▶ **What to work on**
Check each line of the records for "Pricing"; collect those that have it.

▶ **Input for this task**
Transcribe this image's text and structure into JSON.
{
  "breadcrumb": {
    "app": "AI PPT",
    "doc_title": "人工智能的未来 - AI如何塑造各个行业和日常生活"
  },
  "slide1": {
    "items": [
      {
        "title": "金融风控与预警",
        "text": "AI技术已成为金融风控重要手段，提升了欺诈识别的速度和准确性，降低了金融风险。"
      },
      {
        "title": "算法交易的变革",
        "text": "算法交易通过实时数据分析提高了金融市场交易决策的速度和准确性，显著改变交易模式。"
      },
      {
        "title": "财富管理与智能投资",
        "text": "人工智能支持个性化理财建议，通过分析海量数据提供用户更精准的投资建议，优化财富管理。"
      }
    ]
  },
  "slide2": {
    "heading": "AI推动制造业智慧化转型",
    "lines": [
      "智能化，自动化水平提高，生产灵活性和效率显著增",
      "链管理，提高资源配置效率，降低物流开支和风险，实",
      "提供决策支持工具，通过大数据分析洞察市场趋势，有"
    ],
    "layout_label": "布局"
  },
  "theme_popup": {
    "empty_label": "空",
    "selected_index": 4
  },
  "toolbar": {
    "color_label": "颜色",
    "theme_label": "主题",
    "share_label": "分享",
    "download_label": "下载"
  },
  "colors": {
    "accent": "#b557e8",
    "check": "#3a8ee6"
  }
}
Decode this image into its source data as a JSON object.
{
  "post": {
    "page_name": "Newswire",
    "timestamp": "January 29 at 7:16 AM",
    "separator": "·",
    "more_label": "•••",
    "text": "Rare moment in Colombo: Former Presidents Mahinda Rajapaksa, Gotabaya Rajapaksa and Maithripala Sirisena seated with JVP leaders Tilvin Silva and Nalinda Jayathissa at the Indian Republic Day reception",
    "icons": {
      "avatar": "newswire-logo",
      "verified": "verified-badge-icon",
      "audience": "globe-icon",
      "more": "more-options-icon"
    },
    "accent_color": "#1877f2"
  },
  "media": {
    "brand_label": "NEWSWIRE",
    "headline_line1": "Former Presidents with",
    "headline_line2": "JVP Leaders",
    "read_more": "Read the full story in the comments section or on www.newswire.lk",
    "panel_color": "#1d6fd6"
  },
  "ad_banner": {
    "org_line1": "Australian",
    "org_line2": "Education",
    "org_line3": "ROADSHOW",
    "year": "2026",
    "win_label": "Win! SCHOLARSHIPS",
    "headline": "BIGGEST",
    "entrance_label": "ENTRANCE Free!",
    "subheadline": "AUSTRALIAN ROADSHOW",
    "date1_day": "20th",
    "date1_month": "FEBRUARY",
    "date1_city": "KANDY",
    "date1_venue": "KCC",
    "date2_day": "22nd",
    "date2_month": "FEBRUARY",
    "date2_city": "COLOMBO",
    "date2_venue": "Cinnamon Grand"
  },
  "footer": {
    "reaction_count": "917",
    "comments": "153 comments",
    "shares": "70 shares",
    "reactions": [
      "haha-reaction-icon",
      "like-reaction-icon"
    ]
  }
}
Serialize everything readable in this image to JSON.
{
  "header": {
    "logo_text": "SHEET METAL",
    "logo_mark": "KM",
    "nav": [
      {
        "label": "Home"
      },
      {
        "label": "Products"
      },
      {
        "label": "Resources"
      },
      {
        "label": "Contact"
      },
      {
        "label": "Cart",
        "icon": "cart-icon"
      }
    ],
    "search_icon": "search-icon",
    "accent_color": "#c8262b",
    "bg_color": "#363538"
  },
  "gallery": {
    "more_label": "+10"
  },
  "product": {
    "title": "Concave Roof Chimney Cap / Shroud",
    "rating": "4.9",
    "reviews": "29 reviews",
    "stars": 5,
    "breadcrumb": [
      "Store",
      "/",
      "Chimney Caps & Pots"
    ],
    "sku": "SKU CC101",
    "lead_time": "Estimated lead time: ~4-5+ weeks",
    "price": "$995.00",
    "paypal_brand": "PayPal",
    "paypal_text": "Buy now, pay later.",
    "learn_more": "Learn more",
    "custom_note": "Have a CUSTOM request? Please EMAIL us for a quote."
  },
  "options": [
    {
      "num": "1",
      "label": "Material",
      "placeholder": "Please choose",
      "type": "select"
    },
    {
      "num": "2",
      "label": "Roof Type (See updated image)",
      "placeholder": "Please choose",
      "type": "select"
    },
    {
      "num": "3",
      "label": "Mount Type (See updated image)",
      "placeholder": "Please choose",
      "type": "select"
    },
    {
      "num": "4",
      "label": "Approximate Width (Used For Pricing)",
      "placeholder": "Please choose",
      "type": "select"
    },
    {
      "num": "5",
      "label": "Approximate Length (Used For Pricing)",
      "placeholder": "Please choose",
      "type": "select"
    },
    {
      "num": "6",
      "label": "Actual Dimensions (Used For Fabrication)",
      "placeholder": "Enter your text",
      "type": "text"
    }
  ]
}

▶ **Response area**
      "label": "Approximate Width (Used For Pricing)",
      "label": "Approximate Length (Used For Pricing)",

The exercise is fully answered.